9 Steps to Successful Deep-Frying

Before you go, we thought you'd like these...
11 PHOTOS
9 Steps to Successful Deep-Frying
See Gallery
9 Steps to Successful Deep-Frying

Click through the slideshow to learn the 9 steps to successful deep-frying.

1. Fire Extinguisher

OK, this may seem obvious, but you'd be surprised how many home cooks don't have one in their kitchen. (Do you have one? We're willing to bet the answer to that is a mumbled "No.")

Credit: flickr/Mr-Wabu

2. Frying Oil

Before anything goes for a swim in the golden pool, it's best to fill it with the proper stuff. Use a neutral-flavored oil with a high smoke point such as safflower, canola, or peanut oil. Avoid using olive oil.

Credit: Photodisc


3. Frying Thermometer

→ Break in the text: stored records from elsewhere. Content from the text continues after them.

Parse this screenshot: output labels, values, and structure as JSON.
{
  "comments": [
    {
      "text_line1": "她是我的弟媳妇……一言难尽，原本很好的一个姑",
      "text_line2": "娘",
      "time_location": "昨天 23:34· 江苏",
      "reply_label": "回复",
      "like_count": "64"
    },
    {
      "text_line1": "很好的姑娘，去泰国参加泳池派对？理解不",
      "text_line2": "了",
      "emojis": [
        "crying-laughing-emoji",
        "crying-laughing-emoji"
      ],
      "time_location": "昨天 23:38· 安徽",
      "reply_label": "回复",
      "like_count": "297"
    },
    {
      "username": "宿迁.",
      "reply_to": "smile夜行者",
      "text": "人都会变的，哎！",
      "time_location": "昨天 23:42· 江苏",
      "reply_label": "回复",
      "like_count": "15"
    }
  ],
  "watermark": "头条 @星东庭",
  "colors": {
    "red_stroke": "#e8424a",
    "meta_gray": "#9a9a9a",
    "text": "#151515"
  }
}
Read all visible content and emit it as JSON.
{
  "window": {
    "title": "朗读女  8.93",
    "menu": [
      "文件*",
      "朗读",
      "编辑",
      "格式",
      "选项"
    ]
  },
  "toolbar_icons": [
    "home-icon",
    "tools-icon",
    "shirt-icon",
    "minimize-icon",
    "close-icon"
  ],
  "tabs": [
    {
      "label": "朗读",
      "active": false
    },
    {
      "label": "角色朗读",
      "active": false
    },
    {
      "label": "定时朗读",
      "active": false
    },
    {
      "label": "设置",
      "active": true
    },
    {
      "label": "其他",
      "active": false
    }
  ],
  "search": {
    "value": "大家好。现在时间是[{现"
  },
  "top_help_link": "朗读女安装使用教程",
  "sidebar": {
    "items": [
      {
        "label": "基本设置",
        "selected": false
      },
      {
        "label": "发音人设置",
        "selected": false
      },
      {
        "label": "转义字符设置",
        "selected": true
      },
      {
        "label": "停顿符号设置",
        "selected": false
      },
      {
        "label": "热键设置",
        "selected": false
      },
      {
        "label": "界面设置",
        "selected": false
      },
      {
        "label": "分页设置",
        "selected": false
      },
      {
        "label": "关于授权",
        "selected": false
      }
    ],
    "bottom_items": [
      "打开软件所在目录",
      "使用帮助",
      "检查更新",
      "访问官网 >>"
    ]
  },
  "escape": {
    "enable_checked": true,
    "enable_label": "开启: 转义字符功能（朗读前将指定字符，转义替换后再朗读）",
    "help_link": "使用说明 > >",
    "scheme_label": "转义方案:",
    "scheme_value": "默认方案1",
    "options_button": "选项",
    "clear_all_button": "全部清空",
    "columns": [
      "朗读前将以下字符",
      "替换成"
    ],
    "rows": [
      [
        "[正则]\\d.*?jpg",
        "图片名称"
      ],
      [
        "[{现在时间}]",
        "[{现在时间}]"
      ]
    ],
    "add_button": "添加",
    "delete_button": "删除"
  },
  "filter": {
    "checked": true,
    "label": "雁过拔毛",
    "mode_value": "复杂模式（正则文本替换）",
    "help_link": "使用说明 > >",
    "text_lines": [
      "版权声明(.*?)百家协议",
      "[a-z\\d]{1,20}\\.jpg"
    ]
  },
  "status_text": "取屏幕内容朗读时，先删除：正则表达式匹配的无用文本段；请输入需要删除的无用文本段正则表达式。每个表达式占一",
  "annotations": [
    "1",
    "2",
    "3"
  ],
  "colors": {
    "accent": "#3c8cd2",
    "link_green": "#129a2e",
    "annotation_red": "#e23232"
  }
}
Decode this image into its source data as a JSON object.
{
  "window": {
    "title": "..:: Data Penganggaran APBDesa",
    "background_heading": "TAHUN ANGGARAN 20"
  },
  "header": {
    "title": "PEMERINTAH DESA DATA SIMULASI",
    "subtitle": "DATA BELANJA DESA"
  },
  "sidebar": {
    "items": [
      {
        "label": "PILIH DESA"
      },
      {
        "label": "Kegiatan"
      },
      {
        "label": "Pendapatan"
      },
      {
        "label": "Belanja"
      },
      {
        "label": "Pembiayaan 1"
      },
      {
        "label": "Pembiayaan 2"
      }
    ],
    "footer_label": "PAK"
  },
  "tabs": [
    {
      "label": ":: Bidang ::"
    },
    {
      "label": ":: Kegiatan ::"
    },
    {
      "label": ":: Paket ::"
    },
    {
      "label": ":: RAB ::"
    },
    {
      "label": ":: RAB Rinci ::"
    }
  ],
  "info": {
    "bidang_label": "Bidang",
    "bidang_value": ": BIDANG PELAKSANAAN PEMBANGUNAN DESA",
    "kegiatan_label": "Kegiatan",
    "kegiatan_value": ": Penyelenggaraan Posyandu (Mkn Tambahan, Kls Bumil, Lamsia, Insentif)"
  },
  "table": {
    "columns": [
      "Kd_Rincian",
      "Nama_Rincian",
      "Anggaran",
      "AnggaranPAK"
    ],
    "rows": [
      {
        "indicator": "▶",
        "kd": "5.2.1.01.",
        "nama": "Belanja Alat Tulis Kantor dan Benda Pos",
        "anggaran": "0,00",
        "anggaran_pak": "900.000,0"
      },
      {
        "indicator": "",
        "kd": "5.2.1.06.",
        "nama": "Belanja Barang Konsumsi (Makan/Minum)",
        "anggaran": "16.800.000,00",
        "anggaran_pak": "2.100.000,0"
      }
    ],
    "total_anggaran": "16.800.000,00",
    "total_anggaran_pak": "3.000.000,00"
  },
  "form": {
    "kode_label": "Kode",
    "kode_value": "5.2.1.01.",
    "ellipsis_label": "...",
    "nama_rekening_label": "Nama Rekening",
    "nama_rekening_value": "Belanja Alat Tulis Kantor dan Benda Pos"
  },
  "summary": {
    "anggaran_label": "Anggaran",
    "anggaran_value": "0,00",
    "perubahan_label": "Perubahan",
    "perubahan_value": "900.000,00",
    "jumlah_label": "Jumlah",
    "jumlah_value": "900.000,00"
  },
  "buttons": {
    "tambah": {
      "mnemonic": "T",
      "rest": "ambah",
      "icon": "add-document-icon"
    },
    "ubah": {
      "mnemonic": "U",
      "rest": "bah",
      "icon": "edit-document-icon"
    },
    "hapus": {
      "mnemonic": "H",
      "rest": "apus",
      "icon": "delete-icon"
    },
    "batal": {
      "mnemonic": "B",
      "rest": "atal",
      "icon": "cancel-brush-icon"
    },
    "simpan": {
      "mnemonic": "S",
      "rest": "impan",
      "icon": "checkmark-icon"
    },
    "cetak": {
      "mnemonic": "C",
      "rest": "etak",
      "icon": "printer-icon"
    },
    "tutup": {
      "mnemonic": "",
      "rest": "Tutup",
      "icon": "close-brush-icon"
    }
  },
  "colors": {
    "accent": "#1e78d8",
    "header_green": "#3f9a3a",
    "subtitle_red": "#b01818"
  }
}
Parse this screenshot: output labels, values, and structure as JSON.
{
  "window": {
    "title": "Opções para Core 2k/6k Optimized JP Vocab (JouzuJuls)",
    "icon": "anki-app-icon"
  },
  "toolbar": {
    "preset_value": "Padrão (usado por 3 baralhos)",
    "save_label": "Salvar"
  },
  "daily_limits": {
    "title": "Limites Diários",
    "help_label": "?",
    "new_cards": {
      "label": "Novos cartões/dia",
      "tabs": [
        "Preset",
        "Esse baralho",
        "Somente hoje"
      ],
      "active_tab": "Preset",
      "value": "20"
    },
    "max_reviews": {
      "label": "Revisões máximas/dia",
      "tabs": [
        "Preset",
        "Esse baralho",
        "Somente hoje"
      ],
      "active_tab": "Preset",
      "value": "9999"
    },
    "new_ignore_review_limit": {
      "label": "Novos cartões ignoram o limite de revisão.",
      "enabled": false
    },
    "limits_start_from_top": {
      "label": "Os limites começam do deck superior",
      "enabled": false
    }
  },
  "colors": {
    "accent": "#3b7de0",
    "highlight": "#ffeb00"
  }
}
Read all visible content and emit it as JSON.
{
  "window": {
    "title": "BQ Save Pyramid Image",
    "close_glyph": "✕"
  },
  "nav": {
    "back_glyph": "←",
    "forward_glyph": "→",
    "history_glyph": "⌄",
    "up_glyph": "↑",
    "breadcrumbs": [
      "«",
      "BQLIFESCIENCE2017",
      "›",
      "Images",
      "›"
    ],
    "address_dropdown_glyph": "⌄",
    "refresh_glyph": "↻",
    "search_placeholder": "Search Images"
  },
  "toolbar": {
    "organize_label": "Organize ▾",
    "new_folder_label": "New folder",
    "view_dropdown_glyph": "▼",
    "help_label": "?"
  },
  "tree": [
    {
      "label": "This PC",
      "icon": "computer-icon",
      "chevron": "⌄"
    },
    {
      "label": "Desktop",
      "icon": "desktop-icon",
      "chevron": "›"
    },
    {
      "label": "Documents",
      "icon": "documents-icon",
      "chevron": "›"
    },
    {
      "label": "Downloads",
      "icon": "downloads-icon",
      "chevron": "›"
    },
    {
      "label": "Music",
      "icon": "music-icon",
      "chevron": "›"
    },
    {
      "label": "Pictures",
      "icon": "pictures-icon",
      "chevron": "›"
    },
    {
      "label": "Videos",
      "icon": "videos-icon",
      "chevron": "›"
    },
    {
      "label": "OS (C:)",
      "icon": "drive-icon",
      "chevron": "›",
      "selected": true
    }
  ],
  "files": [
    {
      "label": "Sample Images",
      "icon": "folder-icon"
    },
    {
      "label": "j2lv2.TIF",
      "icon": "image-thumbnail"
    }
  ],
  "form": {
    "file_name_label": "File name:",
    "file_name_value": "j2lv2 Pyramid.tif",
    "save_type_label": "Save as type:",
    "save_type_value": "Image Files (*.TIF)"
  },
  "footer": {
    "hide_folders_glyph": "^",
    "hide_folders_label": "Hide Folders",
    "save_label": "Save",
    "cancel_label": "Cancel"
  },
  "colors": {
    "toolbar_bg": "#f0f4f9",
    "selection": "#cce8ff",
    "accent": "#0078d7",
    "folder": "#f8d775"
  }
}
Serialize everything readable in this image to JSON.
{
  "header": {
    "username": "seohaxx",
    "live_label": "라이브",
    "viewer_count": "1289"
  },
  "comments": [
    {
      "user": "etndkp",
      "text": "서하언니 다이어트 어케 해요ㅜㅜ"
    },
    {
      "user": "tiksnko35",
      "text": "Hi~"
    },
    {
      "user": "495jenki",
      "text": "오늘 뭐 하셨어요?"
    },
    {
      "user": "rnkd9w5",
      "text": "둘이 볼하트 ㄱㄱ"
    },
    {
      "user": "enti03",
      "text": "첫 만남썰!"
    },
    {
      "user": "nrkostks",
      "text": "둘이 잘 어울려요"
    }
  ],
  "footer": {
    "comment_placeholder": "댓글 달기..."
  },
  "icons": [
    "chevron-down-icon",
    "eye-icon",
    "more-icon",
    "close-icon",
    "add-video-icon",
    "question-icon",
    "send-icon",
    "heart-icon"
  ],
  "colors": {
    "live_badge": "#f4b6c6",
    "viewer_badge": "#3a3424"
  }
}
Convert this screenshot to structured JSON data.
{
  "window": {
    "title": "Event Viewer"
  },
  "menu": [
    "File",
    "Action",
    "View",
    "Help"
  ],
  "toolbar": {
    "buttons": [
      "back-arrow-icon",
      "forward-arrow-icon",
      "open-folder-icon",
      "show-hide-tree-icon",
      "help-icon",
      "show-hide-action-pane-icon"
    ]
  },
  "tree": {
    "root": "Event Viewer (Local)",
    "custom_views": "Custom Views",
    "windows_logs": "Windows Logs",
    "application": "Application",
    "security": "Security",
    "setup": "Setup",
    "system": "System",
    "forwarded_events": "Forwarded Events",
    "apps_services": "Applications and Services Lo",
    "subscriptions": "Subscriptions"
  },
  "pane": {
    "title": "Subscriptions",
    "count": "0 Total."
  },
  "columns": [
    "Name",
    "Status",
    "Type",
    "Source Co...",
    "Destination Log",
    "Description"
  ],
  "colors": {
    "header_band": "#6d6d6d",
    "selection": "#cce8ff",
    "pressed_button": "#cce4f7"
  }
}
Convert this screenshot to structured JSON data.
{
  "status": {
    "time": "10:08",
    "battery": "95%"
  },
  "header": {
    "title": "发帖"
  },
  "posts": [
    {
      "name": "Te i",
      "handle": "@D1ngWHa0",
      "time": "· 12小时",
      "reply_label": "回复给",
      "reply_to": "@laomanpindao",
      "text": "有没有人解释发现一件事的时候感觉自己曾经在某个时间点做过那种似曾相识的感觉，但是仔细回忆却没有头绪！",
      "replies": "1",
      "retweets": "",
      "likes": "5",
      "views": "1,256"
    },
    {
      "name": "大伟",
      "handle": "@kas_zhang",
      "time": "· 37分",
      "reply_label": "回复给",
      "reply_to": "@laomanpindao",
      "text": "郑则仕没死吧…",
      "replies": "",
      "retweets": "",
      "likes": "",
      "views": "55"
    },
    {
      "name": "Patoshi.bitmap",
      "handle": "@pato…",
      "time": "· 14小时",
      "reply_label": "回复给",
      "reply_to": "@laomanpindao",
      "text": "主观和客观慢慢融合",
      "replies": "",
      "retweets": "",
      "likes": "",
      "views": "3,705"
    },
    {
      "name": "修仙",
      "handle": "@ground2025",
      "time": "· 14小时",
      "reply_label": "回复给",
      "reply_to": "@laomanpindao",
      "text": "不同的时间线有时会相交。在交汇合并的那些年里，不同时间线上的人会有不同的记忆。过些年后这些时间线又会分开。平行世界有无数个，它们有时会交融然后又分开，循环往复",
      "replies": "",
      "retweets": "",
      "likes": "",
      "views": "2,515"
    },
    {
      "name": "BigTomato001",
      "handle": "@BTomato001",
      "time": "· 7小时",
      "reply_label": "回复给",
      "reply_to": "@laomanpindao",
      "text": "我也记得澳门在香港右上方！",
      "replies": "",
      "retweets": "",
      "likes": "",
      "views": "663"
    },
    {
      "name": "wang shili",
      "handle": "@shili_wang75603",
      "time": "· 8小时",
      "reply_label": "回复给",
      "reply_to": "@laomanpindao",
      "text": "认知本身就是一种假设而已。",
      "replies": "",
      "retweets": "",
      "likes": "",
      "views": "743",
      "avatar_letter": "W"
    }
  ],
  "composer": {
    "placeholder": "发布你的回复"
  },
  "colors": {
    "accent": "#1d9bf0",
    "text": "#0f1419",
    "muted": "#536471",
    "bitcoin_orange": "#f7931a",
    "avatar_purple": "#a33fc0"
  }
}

Oils have smoke points and flash points. The smoke point is the temperature at which the oil begins to break down and emit vapors, and the flash point is the point at which it will spontaneously ignite. Do not exceed this.

Credit: flickr/michelle@TNS


4. Deep Pot

Since oil expands as food is added and fried, using a heavy-bottomed deep pot (preferably not nonstick) is probably a good idea. Fill up the pot only one-third to one-half of the way up to play it safe.

Credit: flickr/ratterrell


5. Paper Towels

Have everything in place and ready to go. Chances are you'll want to drain the oil from whatever's being fried, so set up some paper towels on a plate or on a baking sheet to soak up the oil right after food leaves the fryer.

Credit: flickr/boeke


6. Wire Skimmer

Slotted spoons work great for small amounts of food being fried, but when there's a bigger batch of food involved, a wire skimmer is invaluable — it just makes life easier.

Credit: Wikimedia/-Glane23

7. Batter

If using a batter, don't dip the food into the batter until just before it hits the oil. Otherwise, it'll turn soggy. Resist the urge to have everything battered up in advance.

Credit: flickr/dark.molly


8. Don't Overcrowd

Put too much food in the fryer and the oil temperature will drop. When the oil temperature drops, it takes longer to fry the food and consequently, it absorbs more oil and turns greasy.

Credit: flickr/tornatore


9. Season Immediately

Don't forget to season the food! The best time to do it is just after it leaves the fryer, since it will absorb the salt, pepper, and other seasonings more readily.

Credit: iStockphoto/Thinkstock


of
SEE ALL
BACK TO SLIDE
SHOW CAPTION +
HIDE CAPTION

Deep-frying food is fun and delicious, and with these tips, we hope to improve the experience and, of course, keep it safe. And despite the continued proliferation of fad diets and a general health craze sweeping the nation, sometimes there just isn't a substitute for deep-fried goodness, especially when the craving strikes.

Click here for The Coolest Food Trucks Ever

There's nothing quite like a freshly fried shrimp tempura emerging from a deep-fryer, homemade sweet potato chips, or some good old fried chicken, or, for you naughty folk out there, deep-fried Oreos, Twinkies, and homemade doughnuts.

Whatever catches your fancy, we hope that this collection of tips will help you succeed with your next deep-frying adventure. And, as always, please dispose of or reuse your oil responsibly. Don't pour it down the sink or reuse after frying fish. That's just plain nasty.


The Best Restaurants for Reading and Dining
17 Cereals That Were Too Sweet to Last
24 Places to Get Drunk On Your Food
The Great American Fried Chicken Roadmap
America's Most Outrageous Ice Cream Sandwiches

Read Full Story

Sign up for Best Bites by AOL and receive delicious recipes delivered to your inbox daily!

Subscribe to our other newsletters

Emails may offer personalized content or ads. Learn more. You may unsubscribe any time.

People are Reading

Search Recipes